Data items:
══════

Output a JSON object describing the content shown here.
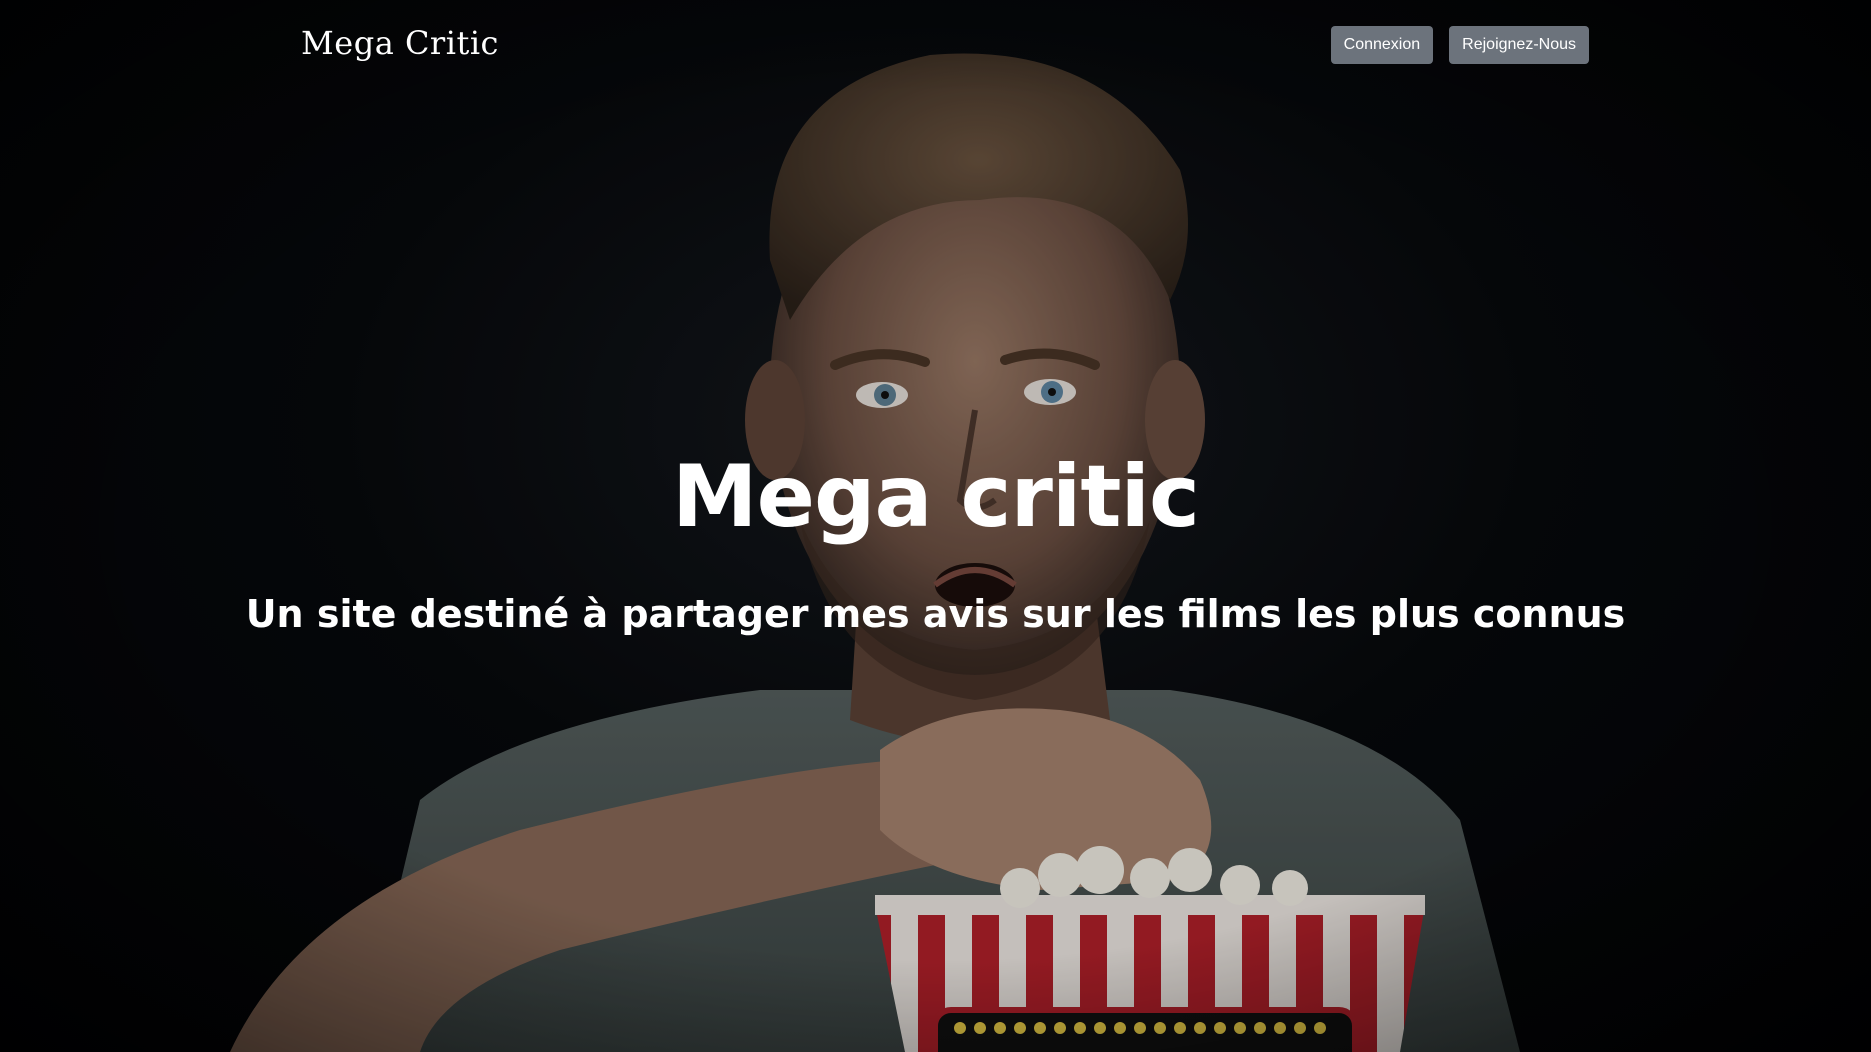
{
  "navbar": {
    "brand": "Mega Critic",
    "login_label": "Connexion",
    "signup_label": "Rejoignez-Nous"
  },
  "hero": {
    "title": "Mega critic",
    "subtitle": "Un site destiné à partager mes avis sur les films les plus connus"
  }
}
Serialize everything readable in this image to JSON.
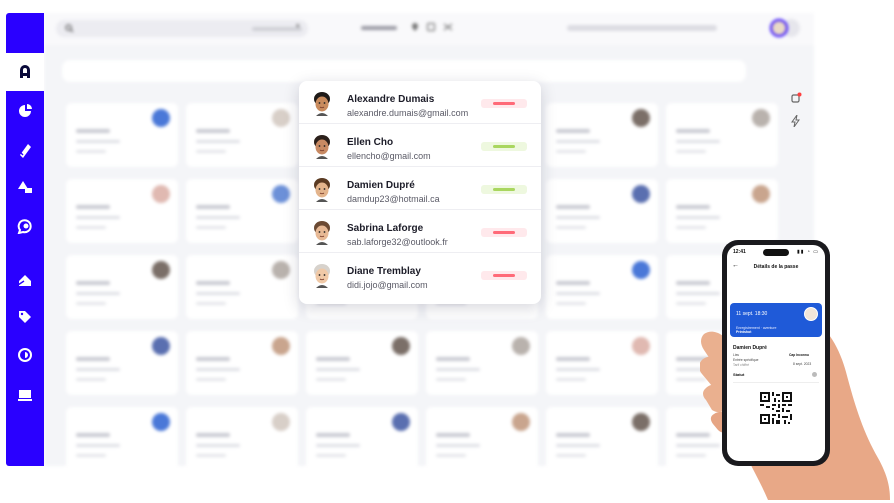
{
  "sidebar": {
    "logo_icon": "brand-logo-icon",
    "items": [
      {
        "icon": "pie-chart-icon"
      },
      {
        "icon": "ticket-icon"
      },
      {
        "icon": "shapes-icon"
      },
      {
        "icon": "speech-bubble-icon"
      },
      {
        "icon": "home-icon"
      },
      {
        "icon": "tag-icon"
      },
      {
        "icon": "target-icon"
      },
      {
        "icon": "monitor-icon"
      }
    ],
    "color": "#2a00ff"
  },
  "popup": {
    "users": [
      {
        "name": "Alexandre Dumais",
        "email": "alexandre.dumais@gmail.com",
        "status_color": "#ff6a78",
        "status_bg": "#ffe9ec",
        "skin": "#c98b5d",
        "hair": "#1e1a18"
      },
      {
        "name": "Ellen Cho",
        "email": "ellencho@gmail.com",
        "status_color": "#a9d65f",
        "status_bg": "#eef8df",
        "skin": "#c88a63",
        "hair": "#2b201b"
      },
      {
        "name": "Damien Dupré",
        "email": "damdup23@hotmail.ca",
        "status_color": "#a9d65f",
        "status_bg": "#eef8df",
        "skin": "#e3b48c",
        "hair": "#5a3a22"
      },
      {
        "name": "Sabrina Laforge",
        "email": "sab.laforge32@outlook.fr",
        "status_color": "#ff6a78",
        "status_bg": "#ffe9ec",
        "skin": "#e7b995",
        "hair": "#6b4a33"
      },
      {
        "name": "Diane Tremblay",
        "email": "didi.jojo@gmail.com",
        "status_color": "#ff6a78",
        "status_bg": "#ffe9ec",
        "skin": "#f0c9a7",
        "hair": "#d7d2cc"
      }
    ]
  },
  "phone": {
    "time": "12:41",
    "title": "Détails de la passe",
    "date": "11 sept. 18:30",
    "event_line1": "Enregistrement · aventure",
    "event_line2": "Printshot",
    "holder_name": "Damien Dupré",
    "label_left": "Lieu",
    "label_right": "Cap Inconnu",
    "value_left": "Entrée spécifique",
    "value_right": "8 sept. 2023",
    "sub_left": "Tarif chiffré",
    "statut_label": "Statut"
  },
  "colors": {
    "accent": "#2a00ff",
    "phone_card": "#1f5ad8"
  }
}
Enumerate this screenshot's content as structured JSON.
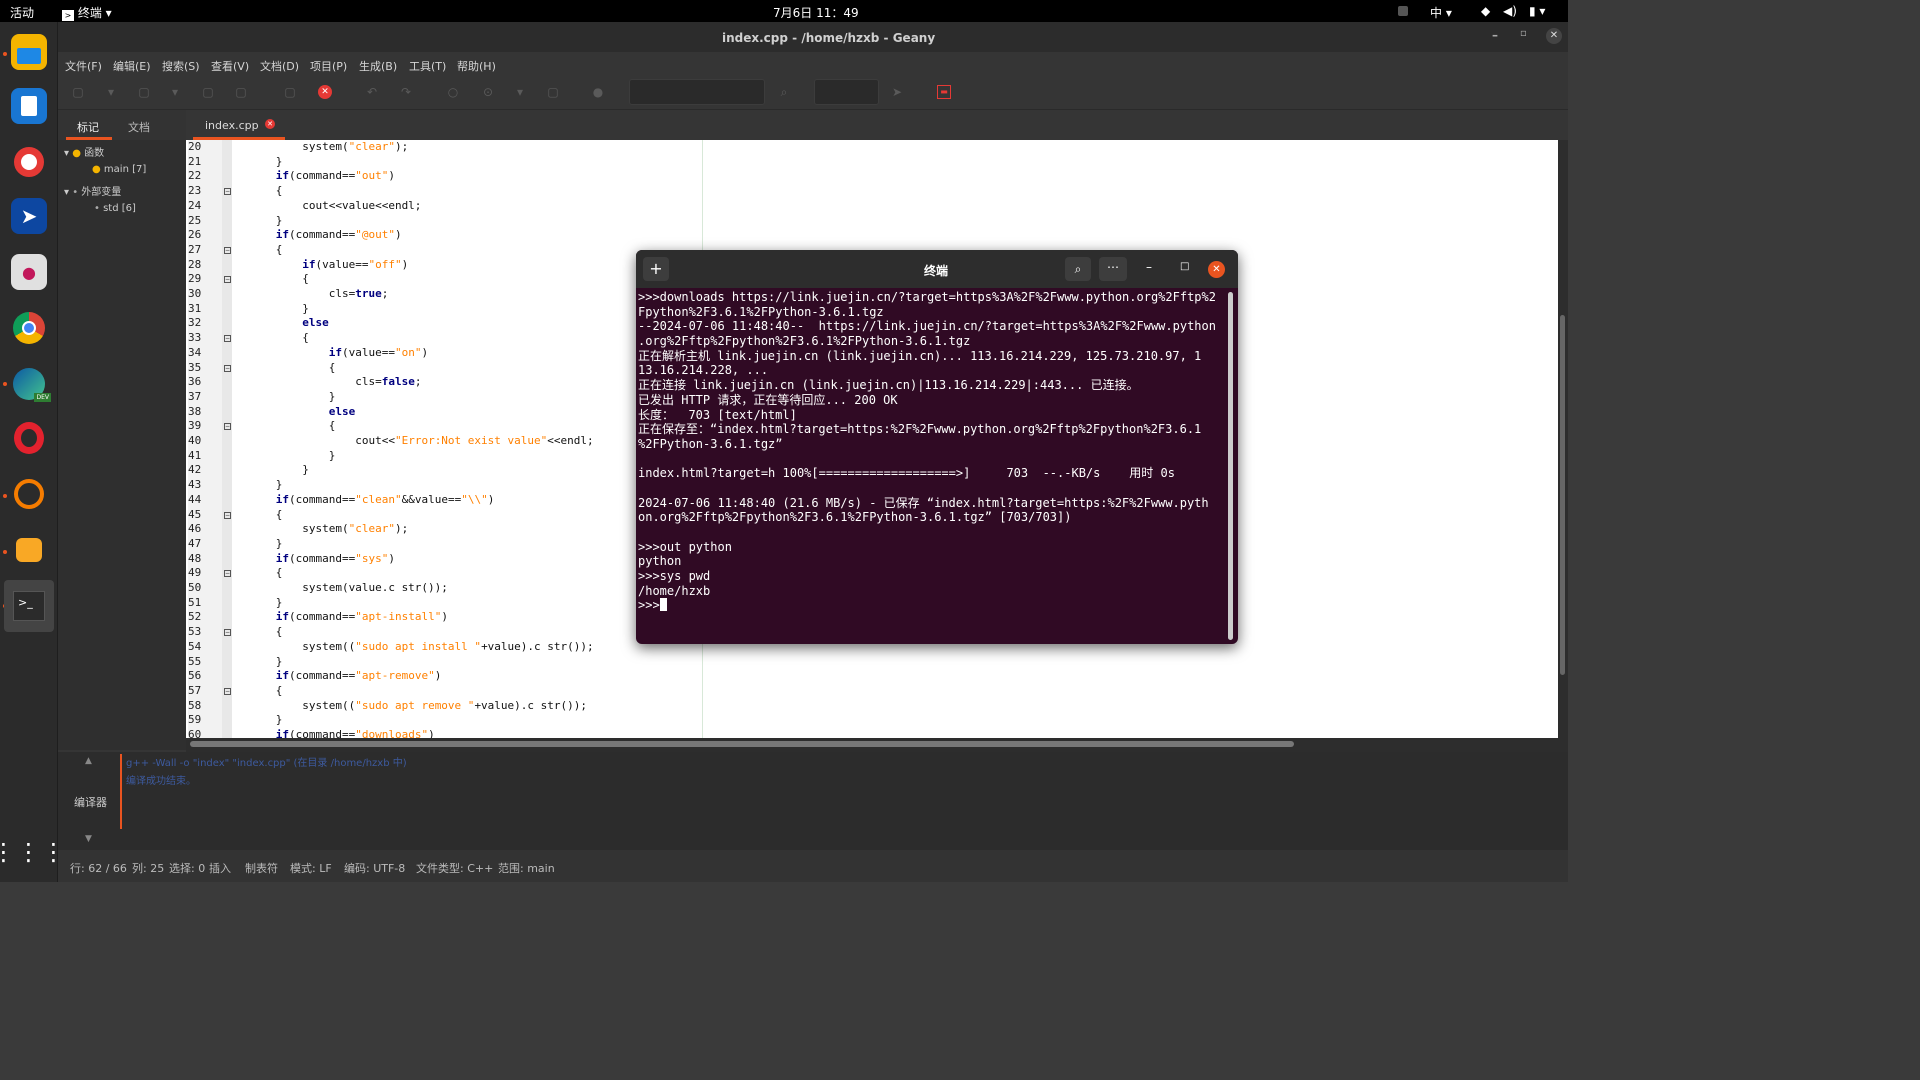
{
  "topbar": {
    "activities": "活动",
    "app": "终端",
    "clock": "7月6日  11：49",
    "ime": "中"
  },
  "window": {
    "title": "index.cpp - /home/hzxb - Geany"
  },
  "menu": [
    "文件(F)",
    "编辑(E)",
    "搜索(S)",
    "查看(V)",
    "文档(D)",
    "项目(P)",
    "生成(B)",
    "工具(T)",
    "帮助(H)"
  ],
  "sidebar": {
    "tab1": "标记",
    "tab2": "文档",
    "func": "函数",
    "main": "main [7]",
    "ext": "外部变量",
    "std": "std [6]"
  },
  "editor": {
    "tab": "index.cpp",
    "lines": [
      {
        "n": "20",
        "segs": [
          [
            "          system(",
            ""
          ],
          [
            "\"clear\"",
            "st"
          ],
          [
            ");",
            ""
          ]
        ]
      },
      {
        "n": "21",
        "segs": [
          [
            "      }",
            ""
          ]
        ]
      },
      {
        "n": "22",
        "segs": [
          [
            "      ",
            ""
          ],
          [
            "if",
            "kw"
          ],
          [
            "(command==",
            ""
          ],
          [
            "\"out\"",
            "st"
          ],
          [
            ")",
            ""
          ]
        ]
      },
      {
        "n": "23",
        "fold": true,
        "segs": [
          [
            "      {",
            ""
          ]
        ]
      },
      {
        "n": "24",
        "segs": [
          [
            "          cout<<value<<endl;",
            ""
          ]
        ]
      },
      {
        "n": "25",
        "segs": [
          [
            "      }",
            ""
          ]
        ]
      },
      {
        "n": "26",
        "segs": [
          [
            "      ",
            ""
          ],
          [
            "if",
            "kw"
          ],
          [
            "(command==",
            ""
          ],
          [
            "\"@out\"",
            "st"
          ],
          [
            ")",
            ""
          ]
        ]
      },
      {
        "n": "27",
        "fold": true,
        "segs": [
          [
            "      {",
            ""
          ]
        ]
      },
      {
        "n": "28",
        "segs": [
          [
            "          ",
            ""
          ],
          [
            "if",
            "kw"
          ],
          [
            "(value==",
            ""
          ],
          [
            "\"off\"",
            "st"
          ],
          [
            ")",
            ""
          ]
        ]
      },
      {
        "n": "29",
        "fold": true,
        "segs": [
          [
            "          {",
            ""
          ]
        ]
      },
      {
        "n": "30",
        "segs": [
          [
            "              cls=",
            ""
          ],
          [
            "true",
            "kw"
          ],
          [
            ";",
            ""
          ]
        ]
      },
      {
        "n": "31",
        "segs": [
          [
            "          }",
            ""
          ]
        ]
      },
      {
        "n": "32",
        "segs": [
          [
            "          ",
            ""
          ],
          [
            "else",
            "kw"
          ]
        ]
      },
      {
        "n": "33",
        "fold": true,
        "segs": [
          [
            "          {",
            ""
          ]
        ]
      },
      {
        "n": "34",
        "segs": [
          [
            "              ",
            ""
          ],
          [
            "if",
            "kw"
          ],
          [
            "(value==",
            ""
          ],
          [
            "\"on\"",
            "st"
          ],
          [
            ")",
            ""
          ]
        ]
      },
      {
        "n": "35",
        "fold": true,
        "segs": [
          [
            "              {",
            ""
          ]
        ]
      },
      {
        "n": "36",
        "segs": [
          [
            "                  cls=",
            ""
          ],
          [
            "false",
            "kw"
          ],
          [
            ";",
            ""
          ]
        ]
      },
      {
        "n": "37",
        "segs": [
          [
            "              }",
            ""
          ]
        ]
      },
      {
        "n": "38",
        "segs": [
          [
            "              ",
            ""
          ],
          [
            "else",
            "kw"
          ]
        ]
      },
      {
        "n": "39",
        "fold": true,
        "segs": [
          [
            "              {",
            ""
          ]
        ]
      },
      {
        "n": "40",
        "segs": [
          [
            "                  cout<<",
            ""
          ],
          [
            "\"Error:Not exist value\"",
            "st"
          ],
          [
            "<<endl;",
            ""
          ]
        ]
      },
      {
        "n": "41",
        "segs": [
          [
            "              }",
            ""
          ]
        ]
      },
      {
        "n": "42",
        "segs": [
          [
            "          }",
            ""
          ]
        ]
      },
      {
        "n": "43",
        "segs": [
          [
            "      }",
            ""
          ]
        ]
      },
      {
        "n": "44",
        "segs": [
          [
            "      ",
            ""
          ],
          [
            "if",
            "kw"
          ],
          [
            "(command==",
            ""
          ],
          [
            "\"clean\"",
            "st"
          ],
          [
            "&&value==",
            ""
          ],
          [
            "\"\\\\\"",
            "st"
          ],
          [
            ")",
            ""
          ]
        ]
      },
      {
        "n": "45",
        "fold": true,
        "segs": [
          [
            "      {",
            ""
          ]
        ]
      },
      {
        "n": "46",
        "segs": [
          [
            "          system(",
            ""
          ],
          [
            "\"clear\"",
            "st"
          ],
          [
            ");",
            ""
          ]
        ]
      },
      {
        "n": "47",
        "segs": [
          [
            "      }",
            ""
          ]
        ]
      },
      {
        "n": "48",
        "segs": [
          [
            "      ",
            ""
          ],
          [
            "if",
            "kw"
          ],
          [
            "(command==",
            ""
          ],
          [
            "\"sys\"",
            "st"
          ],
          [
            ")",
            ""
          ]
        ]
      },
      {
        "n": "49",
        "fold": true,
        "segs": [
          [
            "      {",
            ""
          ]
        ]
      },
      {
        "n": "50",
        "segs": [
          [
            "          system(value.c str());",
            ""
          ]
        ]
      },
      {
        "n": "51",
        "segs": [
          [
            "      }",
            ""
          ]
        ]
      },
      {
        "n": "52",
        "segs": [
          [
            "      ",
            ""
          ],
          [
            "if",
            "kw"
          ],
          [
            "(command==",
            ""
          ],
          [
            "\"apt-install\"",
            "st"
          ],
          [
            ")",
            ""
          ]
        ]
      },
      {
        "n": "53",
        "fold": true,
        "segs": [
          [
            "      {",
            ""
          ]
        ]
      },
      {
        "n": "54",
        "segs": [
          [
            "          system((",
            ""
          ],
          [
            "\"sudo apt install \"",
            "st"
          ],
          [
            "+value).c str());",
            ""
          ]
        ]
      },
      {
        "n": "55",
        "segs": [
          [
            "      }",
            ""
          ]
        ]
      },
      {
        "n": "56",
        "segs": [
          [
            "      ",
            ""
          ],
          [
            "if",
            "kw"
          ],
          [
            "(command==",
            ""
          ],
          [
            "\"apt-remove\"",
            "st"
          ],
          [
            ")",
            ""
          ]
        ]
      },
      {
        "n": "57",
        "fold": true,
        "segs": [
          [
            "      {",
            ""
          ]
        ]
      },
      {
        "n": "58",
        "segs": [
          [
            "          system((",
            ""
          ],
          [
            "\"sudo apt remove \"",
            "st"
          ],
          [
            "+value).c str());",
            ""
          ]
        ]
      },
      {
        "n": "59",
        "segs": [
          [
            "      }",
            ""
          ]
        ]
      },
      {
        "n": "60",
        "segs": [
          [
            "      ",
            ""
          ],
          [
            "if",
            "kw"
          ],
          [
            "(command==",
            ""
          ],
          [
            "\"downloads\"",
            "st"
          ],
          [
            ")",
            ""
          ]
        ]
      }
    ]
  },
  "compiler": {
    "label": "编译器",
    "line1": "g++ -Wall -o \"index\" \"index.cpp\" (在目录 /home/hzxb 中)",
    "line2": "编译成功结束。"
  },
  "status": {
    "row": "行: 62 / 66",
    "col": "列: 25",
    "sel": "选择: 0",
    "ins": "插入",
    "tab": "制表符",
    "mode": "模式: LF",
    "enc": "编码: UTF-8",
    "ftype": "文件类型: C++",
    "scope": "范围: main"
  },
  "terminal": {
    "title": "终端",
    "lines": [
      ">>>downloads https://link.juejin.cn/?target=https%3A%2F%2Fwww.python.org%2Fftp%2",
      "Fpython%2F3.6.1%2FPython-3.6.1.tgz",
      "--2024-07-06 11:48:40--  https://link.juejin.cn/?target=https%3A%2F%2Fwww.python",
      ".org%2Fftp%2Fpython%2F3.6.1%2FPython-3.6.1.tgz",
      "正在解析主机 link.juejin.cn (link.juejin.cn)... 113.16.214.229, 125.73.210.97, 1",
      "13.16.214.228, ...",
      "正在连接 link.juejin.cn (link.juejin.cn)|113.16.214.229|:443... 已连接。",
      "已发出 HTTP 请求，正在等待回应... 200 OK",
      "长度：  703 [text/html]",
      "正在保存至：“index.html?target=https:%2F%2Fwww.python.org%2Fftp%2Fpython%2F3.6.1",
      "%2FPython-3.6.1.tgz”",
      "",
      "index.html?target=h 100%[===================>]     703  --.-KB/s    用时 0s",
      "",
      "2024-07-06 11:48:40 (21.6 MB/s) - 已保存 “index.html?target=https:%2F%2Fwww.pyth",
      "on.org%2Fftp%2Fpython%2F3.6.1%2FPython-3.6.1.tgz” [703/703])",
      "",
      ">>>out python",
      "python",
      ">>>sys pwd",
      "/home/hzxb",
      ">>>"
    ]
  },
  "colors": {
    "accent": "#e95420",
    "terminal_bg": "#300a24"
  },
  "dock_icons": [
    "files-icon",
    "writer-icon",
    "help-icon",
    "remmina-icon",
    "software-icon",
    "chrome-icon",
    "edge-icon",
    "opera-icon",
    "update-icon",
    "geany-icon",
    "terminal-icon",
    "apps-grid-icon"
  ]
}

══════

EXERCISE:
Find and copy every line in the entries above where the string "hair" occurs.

THE ANSWER:
        "hair": "#1e1a18"
        "hair": "#2b201b"
        "hair": "#5a3a22"
        "hair": "#6b4a33"
        "hair": "#d7d2cc"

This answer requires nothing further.